[Opening Material shown section]

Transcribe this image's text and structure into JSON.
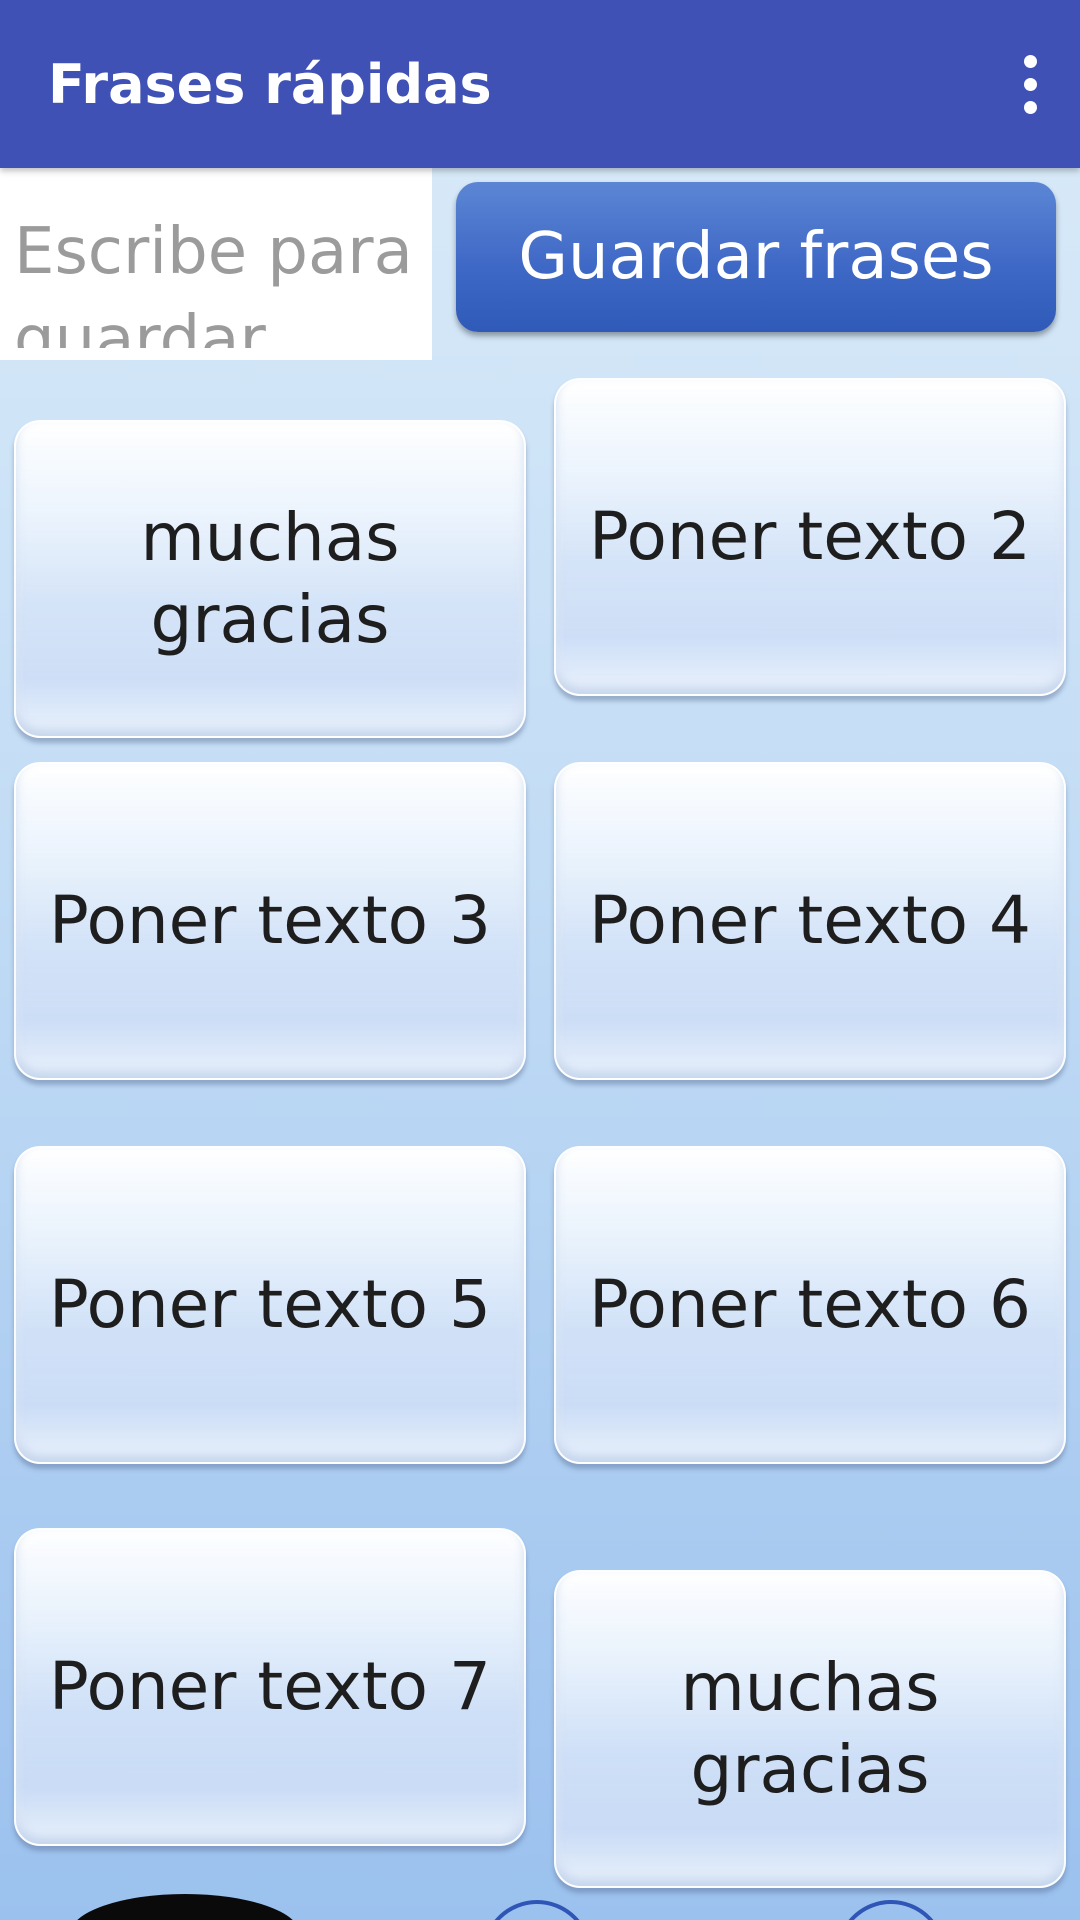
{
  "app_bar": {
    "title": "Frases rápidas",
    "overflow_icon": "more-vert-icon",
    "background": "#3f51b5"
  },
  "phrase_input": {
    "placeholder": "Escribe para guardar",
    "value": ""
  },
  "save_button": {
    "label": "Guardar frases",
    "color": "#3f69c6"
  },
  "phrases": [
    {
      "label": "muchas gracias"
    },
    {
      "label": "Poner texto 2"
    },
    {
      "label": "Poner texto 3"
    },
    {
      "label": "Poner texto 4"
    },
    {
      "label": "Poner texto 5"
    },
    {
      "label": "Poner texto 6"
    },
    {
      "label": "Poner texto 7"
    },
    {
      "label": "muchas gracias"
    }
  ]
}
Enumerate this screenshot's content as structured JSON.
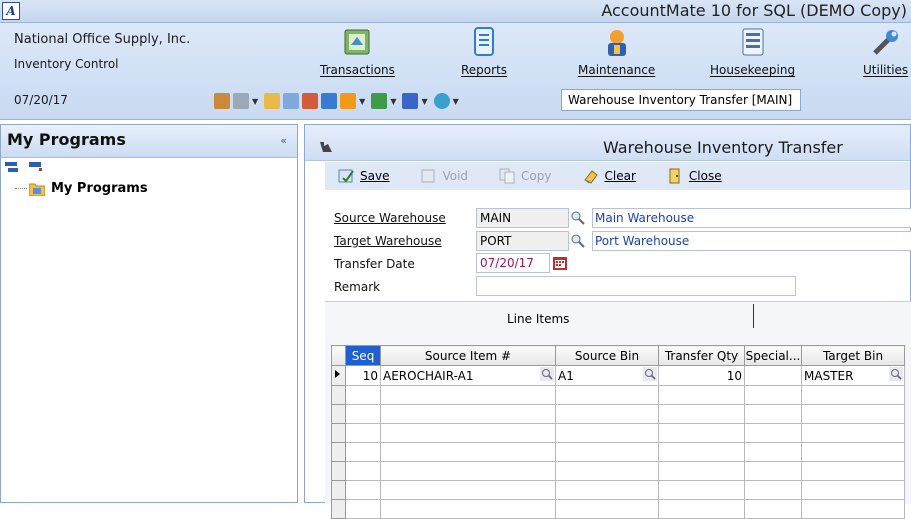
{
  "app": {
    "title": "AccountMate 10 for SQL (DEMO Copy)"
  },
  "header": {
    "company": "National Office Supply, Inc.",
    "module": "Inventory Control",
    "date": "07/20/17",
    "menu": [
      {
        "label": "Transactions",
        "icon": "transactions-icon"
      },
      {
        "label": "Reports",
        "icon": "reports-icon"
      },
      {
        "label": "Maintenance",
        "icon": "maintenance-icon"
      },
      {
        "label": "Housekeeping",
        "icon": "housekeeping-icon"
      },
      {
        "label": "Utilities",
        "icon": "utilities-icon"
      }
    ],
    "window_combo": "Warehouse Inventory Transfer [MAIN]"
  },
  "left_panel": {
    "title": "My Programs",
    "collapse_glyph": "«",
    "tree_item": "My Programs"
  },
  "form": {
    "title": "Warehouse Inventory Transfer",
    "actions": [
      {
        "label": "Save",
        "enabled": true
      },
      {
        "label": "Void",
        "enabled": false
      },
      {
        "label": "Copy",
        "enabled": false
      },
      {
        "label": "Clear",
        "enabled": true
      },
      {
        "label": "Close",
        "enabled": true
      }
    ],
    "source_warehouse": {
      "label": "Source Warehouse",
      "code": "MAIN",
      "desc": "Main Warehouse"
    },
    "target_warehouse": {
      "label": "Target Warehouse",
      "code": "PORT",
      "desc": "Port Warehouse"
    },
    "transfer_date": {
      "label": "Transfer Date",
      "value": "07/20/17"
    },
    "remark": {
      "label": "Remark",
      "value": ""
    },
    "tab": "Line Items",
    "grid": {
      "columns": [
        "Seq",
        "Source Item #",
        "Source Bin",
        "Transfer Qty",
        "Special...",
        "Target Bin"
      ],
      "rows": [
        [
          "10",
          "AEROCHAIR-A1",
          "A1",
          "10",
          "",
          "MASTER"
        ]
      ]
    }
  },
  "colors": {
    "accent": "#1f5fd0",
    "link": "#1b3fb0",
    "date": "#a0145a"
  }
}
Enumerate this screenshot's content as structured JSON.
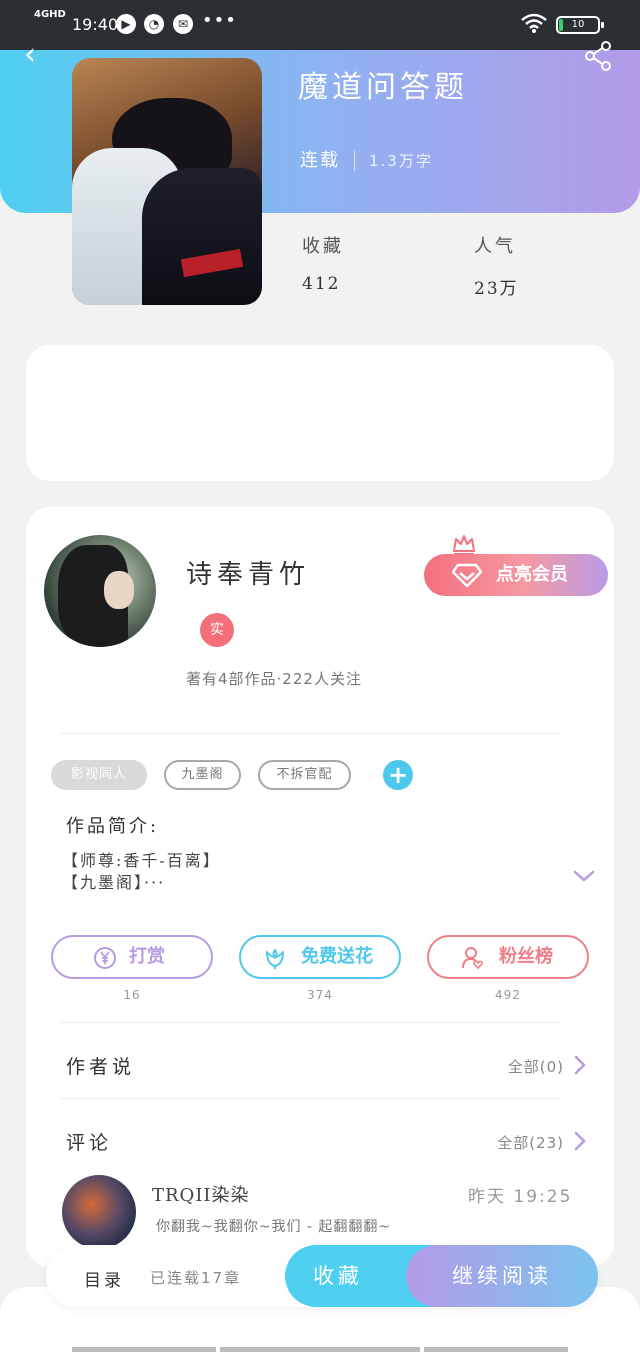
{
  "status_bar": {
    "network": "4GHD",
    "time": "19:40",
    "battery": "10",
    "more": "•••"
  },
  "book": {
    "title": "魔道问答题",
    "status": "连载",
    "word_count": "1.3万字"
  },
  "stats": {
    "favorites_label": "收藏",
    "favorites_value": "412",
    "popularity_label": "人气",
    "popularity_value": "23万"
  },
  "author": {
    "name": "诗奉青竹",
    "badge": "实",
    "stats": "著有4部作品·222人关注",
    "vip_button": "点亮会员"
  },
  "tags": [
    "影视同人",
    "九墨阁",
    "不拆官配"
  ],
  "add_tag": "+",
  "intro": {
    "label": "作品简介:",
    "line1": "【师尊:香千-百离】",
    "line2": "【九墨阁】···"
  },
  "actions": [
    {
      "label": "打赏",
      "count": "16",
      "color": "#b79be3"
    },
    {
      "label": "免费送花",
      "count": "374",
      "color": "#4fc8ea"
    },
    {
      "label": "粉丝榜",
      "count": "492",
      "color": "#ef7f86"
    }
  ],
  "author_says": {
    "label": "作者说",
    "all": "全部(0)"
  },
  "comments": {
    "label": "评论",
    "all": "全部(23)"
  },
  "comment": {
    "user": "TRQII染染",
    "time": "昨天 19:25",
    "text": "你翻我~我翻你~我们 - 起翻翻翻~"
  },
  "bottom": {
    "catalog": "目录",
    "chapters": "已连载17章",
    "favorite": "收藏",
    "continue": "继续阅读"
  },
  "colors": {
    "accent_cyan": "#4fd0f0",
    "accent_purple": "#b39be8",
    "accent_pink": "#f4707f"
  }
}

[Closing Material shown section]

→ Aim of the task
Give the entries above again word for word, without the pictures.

→ Task solution
Transcribe this image's text and structure into JSON.
{
  "app_bar": {
    "title": "Frases rápidas",
    "overflow_icon": "more-vert-icon",
    "background": "#3f51b5"
  },
  "phrase_input": {
    "placeholder": "Escribe para guardar",
    "value": ""
  },
  "save_button": {
    "label": "Guardar frases",
    "color": "#3f69c6"
  },
  "phrases": [
    {
      "label": "muchas gracias"
    },
    {
      "label": "Poner texto 2"
    },
    {
      "label": "Poner texto 3"
    },
    {
      "label": "Poner texto 4"
    },
    {
      "label": "Poner texto 5"
    },
    {
      "label": "Poner texto 6"
    },
    {
      "label": "Poner texto 7"
    },
    {
      "label": "muchas gracias"
    }
  ]
}
Enumerate this screenshot's content as structured JSON.
{
  "app": {
    "title": "AccountMate 10 for SQL (DEMO Copy)"
  },
  "header": {
    "company": "National Office Supply, Inc.",
    "module": "Inventory Control",
    "date": "07/20/17",
    "menu": [
      {
        "label": "Transactions",
        "icon": "transactions-icon"
      },
      {
        "label": "Reports",
        "icon": "reports-icon"
      },
      {
        "label": "Maintenance",
        "icon": "maintenance-icon"
      },
      {
        "label": "Housekeeping",
        "icon": "housekeeping-icon"
      },
      {
        "label": "Utilities",
        "icon": "utilities-icon"
      }
    ],
    "window_combo": "Warehouse Inventory Transfer [MAIN]"
  },
  "left_panel": {
    "title": "My Programs",
    "collapse_glyph": "«",
    "tree_item": "My Programs"
  },
  "form": {
    "title": "Warehouse Inventory Transfer",
    "actions": [
      {
        "label": "Save",
        "enabled": true
      },
      {
        "label": "Void",
        "enabled": false
      },
      {
        "label": "Copy",
        "enabled": false
      },
      {
        "label": "Clear",
        "enabled": true
      },
      {
        "label": "Close",
        "enabled": true
      }
    ],
    "source_warehouse": {
      "label": "Source Warehouse",
      "code": "MAIN",
      "desc": "Main Warehouse"
    },
    "target_warehouse": {
      "label": "Target Warehouse",
      "code": "PORT",
      "desc": "Port Warehouse"
    },
    "transfer_date": {
      "label": "Transfer Date",
      "value": "07/20/17"
    },
    "remark": {
      "label": "Remark",
      "value": ""
    },
    "tab": "Line Items",
    "grid": {
      "columns": [
        "Seq",
        "Source Item #",
        "Source Bin",
        "Transfer Qty",
        "Special...",
        "Target Bin"
      ],
      "rows": [
        [
          "10",
          "AEROCHAIR-A1",
          "A1",
          "10",
          "",
          "MASTER"
        ]
      ]
    }
  },
  "colors": {
    "accent": "#1f5fd0",
    "link": "#1b3fb0",
    "date": "#a0145a"
  }
}
Enumerate this screenshot's content as structured JSON.
{
  "status_bar": {
    "network": "4GHD",
    "time": "19:40",
    "battery": "10",
    "more": "•••"
  },
  "book": {
    "title": "魔道问答题",
    "status": "连载",
    "word_count": "1.3万字"
  },
  "stats": {
    "favorites_label": "收藏",
    "favorites_value": "412",
    "popularity_label": "人气",
    "popularity_value": "23万"
  },
  "author": {
    "name": "诗奉青竹",
    "badge": "实",
    "stats": "著有4部作品·222人关注",
    "vip_button": "点亮会员"
  },
  "tags": [
    "影视同人",
    "九墨阁",
    "不拆官配"
  ],
  "add_tag": "+",
  "intro": {
    "label": "作品简介:",
    "line1": "【师尊:香千-百离】",
    "line2": "【九墨阁】···"
  },
  "actions": [
    {
      "label": "打赏",
      "count": "16",
      "color": "#b79be3"
    },
    {
      "label": "免费送花",
      "count": "374",
      "color": "#4fc8ea"
    },
    {
      "label": "粉丝榜",
      "count": "492",
      "color": "#ef7f86"
    }
  ],
  "author_says": {
    "label": "作者说",
    "all": "全部(0)"
  },
  "comments": {
    "label": "评论",
    "all": "全部(23)"
  },
  "comment": {
    "user": "TRQII染染",
    "time": "昨天 19:25",
    "text": "你翻我~我翻你~我们 - 起翻翻翻~"
  },
  "bottom": {
    "catalog": "目录",
    "chapters": "已连载17章",
    "favorite": "收藏",
    "continue": "继续阅读"
  },
  "colors": {
    "accent_cyan": "#4fd0f0",
    "accent_purple": "#b39be8",
    "accent_pink": "#f4707f"
  }
}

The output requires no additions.